**Task details:** Once the data has been read, print it back in full, exactly.

Items from an interface collection
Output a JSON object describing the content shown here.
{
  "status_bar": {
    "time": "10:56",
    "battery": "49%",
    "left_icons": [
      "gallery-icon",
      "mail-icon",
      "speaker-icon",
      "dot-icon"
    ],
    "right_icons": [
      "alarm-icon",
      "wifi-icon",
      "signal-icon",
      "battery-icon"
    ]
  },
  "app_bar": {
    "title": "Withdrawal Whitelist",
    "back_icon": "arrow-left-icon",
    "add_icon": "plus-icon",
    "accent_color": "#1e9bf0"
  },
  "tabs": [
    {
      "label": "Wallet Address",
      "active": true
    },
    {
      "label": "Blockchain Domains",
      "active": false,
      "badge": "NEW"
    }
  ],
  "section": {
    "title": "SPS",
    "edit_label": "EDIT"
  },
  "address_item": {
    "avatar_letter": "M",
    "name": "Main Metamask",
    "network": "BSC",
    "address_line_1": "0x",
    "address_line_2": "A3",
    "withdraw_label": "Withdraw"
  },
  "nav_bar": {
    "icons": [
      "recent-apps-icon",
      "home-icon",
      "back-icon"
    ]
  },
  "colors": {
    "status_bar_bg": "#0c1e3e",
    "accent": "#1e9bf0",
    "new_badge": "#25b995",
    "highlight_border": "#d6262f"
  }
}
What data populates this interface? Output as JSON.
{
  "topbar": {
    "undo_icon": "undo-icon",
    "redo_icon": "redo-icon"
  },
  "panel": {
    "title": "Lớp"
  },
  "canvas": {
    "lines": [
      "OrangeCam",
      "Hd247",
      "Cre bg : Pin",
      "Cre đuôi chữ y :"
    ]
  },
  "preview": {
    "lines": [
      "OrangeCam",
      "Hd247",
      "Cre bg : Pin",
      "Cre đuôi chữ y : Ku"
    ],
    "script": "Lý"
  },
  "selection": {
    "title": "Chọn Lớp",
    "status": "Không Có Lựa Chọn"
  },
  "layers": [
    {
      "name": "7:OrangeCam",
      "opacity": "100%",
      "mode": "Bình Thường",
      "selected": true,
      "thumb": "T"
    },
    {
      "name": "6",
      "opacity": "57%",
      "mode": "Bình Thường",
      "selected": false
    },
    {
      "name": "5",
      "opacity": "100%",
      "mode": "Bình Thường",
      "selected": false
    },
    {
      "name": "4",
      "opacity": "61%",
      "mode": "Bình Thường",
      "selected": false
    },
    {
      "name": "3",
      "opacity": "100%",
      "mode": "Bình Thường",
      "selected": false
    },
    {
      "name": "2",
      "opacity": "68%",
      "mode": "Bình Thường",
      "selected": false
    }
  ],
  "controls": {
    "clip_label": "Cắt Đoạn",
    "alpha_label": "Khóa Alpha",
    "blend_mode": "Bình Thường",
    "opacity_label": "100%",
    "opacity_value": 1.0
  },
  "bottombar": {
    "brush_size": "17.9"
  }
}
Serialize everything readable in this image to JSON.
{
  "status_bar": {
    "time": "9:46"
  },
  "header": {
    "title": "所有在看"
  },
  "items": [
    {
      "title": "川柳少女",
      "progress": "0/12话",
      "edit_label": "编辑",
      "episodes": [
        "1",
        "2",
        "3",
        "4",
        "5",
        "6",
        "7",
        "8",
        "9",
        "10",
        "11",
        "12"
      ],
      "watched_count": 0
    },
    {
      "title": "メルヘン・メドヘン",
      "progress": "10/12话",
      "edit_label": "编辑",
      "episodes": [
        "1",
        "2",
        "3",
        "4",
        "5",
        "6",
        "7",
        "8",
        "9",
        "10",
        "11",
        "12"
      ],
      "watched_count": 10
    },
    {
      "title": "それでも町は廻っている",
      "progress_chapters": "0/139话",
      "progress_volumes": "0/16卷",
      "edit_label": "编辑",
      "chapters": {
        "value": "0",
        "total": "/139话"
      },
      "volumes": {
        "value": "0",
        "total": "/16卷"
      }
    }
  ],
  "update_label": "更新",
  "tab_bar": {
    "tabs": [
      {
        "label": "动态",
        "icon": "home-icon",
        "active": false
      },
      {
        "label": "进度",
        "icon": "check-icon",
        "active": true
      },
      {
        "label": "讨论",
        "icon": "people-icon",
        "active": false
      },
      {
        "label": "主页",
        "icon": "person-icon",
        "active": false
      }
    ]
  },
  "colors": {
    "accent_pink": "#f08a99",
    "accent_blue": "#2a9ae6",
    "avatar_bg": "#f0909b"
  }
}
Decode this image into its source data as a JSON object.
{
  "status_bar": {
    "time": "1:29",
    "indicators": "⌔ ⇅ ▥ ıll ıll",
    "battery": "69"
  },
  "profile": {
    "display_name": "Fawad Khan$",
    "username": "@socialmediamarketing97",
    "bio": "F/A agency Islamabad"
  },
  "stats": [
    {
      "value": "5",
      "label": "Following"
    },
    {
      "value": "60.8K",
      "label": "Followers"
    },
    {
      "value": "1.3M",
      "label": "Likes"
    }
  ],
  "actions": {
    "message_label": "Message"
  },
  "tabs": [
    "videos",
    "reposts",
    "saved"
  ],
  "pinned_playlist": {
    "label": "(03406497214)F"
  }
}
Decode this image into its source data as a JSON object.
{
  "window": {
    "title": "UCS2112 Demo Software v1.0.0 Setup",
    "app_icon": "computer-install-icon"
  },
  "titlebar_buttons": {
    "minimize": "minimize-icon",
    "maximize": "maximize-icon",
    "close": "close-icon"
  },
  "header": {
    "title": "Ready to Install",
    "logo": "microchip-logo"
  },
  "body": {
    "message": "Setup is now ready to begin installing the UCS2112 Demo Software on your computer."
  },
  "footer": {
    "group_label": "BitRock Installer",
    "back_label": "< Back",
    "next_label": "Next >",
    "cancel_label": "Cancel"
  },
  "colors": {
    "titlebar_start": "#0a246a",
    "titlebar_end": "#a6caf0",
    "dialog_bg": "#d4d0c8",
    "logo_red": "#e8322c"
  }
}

**Answer to the exercise:**
Output a JSON object describing the content shown here.
{
  "status_bar": {
    "time": "10:56",
    "battery": "49%",
    "left_icons": [
      "gallery-icon",
      "mail-icon",
      "speaker-icon",
      "dot-icon"
    ],
    "right_icons": [
      "alarm-icon",
      "wifi-icon",
      "signal-icon",
      "battery-icon"
    ]
  },
  "app_bar": {
    "title": "Withdrawal Whitelist",
    "back_icon": "arrow-left-icon",
    "add_icon": "plus-icon",
    "accent_color": "#1e9bf0"
  },
  "tabs": [
    {
      "label": "Wallet Address",
      "active": true
    },
    {
      "label": "Blockchain Domains",
      "active": false,
      "badge": "NEW"
    }
  ],
  "section": {
    "title": "SPS",
    "edit_label": "EDIT"
  },
  "address_item": {
    "avatar_letter": "M",
    "name": "Main Metamask",
    "network": "BSC",
    "address_line_1": "0x",
    "address_line_2": "A3",
    "withdraw_label": "Withdraw"
  },
  "nav_bar": {
    "icons": [
      "recent-apps-icon",
      "home-icon",
      "back-icon"
    ]
  },
  "colors": {
    "status_bar_bg": "#0c1e3e",
    "accent": "#1e9bf0",
    "new_badge": "#25b995",
    "highlight_border": "#d6262f"
  }
}
What data populates this interface? Output as JSON.
{
  "topbar": {
    "undo_icon": "undo-icon",
    "redo_icon": "redo-icon"
  },
  "panel": {
    "title": "Lớp"
  },
  "canvas": {
    "lines": [
      "OrangeCam",
      "Hd247",
      "Cre bg : Pin",
      "Cre đuôi chữ y :"
    ]
  },
  "preview": {
    "lines": [
      "OrangeCam",
      "Hd247",
      "Cre bg : Pin",
      "Cre đuôi chữ y : Ku"
    ],
    "script": "Lý"
  },
  "selection": {
    "title": "Chọn Lớp",
    "status": "Không Có Lựa Chọn"
  },
  "layers": [
    {
      "name": "7:OrangeCam",
      "opacity": "100%",
      "mode": "Bình Thường",
      "selected": true,
      "thumb": "T"
    },
    {
      "name": "6",
      "opacity": "57%",
      "mode": "Bình Thường",
      "selected": false
    },
    {
      "name": "5",
      "opacity": "100%",
      "mode": "Bình Thường",
      "selected": false
    },
    {
      "name": "4",
      "opacity": "61%",
      "mode": "Bình Thường",
      "selected": false
    },
    {
      "name": "3",
      "opacity": "100%",
      "mode": "Bình Thường",
      "selected": false
    },
    {
      "name": "2",
      "opacity": "68%",
      "mode": "Bình Thường",
      "selected": false
    }
  ],
  "controls": {
    "clip_label": "Cắt Đoạn",
    "alpha_label": "Khóa Alpha",
    "blend_mode": "Bình Thường",
    "opacity_label": "100%",
    "opacity_value": 1.0
  },
  "bottombar": {
    "brush_size": "17.9"
  }
}
Serialize everything readable in this image to JSON.
{
  "status_bar": {
    "time": "9:46"
  },
  "header": {
    "title": "所有在看"
  },
  "items": [
    {
      "title": "川柳少女",
      "progress": "0/12话",
      "edit_label": "编辑",
      "episodes": [
        "1",
        "2",
        "3",
        "4",
        "5",
        "6",
        "7",
        "8",
        "9",
        "10",
        "11",
        "12"
      ],
      "watched_count": 0
    },
    {
      "title": "メルヘン・メドヘン",
      "progress": "10/12话",
      "edit_label": "编辑",
      "episodes": [
        "1",
        "2",
        "3",
        "4",
        "5",
        "6",
        "7",
        "8",
        "9",
        "10",
        "11",
        "12"
      ],
      "watched_count": 10
    },
    {
      "title": "それでも町は廻っている",
      "progress_chapters": "0/139话",
      "progress_volumes": "0/16卷",
      "edit_label": "编辑",
      "chapters": {
        "value": "0",
        "total": "/139话"
      },
      "volumes": {
        "value": "0",
        "total": "/16卷"
      }
    }
  ],
  "update_label": "更新",
  "tab_bar": {
    "tabs": [
      {
        "label": "动态",
        "icon": "home-icon",
        "active": false
      },
      {
        "label": "进度",
        "icon": "check-icon",
        "active": true
      },
      {
        "label": "讨论",
        "icon": "people-icon",
        "active": false
      },
      {
        "label": "主页",
        "icon": "person-icon",
        "active": false
      }
    ]
  },
  "colors": {
    "accent_pink": "#f08a99",
    "accent_blue": "#2a9ae6",
    "avatar_bg": "#f0909b"
  }
}
Decode this image into its source data as a JSON object.
{
  "status_bar": {
    "time": "1:29",
    "indicators": "⌔ ⇅ ▥ ıll ıll",
    "battery": "69"
  },
  "profile": {
    "display_name": "Fawad Khan$",
    "username": "@socialmediamarketing97",
    "bio": "F/A agency Islamabad"
  },
  "stats": [
    {
      "value": "5",
      "label": "Following"
    },
    {
      "value": "60.8K",
      "label": "Followers"
    },
    {
      "value": "1.3M",
      "label": "Likes"
    }
  ],
  "actions": {
    "message_label": "Message"
  },
  "tabs": [
    "videos",
    "reposts",
    "saved"
  ],
  "pinned_playlist": {
    "label": "(03406497214)F"
  }
}
Decode this image into its source data as a JSON object.
{
  "window": {
    "title": "UCS2112 Demo Software v1.0.0 Setup",
    "app_icon": "computer-install-icon"
  },
  "titlebar_buttons": {
    "minimize": "minimize-icon",
    "maximize": "maximize-icon",
    "close": "close-icon"
  },
  "header": {
    "title": "Ready to Install",
    "logo": "microchip-logo"
  },
  "body": {
    "message": "Setup is now ready to begin installing the UCS2112 Demo Software on your computer."
  },
  "footer": {
    "group_label": "BitRock Installer",
    "back_label": "< Back",
    "next_label": "Next >",
    "cancel_label": "Cancel"
  },
  "colors": {
    "titlebar_start": "#0a246a",
    "titlebar_end": "#a6caf0",
    "dialog_bg": "#d4d0c8",
    "logo_red": "#e8322c"
  }
}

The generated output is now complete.